Friday, April 02, 2010

Gallstones in neonates















Gall bladder calculi in a neonate? This ultrasound image shows just that!!. Not one stone, a gall bladder packed with calculi in a neonate!
See: http://www.ultrasound-images.com/ped-abdomen.htm (case-8)
This might sound like big bad news for a tiny baby. The good part is that gallstones in infants and neonates tend to spontaneously disappear within a few weeks. I am not sure of the mechanism involved, either they dissolve or are passed via the bile duct into the GI tract. In fact at this page http://www.ultrasound-images.com/fetal-abdomen.htm , (see case-1), there is a case showing gall bladder calculi in a fetus. So, in the above case (neonatal GB calculi), we must conclude that the gallstones actually formed way up in the intrauterine period, possibly the last 3 months of gestation.

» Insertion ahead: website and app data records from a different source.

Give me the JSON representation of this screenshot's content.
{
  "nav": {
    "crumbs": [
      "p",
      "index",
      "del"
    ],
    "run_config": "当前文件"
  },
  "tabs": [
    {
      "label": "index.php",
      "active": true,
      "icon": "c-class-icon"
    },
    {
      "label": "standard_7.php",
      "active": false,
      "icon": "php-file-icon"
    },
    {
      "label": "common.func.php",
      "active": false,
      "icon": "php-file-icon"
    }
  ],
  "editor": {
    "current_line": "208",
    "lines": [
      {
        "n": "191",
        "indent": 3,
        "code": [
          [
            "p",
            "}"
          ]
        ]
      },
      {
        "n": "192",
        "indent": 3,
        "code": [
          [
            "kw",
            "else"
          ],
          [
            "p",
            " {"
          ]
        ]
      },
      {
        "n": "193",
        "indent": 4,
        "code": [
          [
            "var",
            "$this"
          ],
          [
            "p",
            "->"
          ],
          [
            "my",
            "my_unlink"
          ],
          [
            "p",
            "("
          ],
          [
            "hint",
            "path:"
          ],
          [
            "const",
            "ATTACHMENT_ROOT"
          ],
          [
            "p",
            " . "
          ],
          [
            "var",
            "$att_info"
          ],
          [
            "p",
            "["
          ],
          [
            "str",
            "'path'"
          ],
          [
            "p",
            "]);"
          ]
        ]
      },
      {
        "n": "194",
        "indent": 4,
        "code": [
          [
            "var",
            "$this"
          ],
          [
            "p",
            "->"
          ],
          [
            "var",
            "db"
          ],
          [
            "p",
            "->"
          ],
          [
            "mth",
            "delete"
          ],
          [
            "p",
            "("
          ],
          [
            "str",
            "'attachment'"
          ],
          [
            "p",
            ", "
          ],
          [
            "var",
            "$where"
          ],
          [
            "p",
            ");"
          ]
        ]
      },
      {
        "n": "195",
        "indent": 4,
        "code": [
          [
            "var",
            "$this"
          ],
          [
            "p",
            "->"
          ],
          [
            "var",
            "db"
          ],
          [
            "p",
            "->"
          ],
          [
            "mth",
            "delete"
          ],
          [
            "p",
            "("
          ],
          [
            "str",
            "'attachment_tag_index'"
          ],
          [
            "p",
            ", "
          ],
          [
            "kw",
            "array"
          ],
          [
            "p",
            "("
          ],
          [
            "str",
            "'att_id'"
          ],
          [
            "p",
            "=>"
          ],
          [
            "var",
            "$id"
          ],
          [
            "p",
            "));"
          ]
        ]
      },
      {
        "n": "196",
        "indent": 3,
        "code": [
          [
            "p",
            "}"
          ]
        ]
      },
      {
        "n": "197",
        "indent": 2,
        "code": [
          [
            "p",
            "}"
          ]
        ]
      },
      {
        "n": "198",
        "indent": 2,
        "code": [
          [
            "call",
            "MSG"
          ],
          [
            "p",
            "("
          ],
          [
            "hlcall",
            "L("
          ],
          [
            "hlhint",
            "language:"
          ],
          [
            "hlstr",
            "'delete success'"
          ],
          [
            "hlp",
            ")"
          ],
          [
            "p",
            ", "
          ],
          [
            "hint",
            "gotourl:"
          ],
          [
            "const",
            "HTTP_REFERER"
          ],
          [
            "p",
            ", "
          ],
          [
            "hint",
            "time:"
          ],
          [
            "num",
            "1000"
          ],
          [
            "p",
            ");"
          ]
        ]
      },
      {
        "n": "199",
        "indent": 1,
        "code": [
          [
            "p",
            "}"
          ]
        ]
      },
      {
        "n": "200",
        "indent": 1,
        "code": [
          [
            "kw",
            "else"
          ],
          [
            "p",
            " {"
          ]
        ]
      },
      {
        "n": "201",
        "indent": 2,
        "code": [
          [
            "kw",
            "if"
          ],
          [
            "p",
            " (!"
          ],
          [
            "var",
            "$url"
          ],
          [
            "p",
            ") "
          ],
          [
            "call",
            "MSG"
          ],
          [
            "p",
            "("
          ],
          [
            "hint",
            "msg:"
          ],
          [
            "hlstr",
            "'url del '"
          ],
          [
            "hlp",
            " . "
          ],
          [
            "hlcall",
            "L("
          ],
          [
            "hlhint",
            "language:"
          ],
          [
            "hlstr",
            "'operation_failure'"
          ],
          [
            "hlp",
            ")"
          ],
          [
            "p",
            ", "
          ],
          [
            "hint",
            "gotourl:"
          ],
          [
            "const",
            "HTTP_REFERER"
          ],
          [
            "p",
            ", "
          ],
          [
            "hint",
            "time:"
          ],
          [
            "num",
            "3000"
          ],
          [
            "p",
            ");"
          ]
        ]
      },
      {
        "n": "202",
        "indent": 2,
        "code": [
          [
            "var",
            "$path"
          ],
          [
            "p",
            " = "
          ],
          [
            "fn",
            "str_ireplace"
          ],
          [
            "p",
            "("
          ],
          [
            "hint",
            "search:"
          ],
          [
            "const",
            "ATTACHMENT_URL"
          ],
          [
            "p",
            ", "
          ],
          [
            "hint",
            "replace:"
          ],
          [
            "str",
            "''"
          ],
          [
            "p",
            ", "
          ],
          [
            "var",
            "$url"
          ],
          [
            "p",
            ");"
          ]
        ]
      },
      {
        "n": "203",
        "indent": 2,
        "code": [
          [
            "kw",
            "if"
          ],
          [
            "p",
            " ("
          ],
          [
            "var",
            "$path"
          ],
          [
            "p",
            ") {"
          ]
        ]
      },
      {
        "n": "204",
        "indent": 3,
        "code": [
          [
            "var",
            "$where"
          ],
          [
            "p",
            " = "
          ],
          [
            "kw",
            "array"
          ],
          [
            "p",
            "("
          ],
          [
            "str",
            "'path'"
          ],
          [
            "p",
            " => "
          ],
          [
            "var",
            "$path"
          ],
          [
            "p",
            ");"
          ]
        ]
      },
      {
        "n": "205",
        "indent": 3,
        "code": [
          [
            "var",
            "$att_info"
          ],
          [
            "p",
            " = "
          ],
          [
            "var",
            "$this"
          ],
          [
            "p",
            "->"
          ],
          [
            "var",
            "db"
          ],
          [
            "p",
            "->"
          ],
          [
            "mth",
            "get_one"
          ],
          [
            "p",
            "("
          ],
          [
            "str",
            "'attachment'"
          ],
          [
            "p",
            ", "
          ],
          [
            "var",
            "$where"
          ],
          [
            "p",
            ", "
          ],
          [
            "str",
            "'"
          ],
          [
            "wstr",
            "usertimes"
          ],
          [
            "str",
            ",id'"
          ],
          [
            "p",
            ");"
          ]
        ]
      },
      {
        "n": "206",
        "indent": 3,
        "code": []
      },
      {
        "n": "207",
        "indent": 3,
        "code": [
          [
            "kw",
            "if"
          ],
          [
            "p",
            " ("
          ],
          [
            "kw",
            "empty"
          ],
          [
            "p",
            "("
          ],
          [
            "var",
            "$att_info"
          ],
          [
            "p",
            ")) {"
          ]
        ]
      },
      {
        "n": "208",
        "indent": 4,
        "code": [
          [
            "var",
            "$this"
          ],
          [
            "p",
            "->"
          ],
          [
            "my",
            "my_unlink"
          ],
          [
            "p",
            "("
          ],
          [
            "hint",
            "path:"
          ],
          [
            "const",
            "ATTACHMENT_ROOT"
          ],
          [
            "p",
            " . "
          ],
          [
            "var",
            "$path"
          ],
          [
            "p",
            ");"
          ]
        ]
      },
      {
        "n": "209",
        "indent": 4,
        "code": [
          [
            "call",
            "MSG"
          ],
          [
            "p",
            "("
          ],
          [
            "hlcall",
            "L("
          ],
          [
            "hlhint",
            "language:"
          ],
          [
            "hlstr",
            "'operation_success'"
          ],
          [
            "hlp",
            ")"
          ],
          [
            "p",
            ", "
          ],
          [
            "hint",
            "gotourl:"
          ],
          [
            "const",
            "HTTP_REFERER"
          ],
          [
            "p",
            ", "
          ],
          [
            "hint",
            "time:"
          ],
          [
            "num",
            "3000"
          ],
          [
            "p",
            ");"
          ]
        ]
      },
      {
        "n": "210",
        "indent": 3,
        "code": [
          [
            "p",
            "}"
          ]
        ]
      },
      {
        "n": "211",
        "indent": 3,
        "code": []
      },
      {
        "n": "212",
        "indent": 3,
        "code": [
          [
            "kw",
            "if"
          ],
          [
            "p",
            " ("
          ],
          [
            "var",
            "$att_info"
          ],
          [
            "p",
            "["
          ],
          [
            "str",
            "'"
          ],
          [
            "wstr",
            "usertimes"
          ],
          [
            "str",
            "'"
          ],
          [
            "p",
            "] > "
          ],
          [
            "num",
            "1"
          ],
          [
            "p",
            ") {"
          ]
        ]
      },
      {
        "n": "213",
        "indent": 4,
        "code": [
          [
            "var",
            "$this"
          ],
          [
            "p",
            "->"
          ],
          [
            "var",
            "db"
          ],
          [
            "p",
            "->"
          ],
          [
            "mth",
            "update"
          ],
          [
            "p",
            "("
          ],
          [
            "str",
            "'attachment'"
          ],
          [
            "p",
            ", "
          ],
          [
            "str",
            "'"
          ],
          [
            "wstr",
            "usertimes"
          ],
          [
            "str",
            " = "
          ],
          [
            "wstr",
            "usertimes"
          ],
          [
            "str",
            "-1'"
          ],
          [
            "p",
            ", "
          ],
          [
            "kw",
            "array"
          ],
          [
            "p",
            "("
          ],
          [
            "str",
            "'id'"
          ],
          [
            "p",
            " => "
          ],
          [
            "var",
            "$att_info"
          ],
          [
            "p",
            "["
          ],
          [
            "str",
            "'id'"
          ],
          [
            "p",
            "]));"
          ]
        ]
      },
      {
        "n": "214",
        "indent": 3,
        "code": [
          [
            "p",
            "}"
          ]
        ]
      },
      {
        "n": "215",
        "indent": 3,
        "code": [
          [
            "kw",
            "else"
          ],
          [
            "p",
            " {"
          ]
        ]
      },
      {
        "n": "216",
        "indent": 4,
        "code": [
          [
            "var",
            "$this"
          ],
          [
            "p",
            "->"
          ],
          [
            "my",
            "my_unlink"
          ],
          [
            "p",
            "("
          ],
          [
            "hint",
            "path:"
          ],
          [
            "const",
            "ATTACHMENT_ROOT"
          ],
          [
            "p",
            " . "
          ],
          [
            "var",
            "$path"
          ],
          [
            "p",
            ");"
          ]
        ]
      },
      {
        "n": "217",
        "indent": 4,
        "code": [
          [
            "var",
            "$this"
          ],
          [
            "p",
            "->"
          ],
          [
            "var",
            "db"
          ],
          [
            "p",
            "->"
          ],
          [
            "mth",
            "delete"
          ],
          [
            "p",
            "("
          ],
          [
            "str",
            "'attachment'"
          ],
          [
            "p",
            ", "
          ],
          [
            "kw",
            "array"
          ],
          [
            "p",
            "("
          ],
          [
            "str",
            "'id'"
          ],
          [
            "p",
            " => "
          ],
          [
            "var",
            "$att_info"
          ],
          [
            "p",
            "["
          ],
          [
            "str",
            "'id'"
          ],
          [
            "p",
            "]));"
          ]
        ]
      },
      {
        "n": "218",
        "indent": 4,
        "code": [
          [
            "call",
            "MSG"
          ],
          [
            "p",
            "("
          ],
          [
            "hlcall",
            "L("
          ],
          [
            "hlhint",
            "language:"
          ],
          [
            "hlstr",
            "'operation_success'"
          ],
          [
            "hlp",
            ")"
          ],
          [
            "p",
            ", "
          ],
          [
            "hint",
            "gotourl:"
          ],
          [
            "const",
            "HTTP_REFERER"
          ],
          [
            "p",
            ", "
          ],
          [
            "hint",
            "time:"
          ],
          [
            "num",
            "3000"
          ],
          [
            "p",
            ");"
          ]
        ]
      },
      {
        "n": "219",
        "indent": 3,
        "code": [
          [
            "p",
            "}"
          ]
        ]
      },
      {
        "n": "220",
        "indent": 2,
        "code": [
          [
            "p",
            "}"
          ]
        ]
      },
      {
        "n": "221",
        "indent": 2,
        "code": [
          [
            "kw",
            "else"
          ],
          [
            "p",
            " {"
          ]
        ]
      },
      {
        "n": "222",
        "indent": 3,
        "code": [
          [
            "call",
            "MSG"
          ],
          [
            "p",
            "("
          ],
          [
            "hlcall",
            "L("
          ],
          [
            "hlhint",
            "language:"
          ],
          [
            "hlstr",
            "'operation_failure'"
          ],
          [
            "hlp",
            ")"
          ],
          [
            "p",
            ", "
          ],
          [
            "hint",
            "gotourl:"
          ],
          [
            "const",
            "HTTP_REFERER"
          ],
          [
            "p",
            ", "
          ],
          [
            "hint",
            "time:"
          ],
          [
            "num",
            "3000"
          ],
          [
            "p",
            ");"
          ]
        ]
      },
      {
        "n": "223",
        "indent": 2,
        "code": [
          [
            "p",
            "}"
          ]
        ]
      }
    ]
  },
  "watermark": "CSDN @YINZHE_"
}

Studies have shown that gall stones (cholelithiasis) in infants/ children are mainly composed of dark bile pigment (calcium bilirubinate) whilst in adults the calculi are mainly of cholesterol crystals.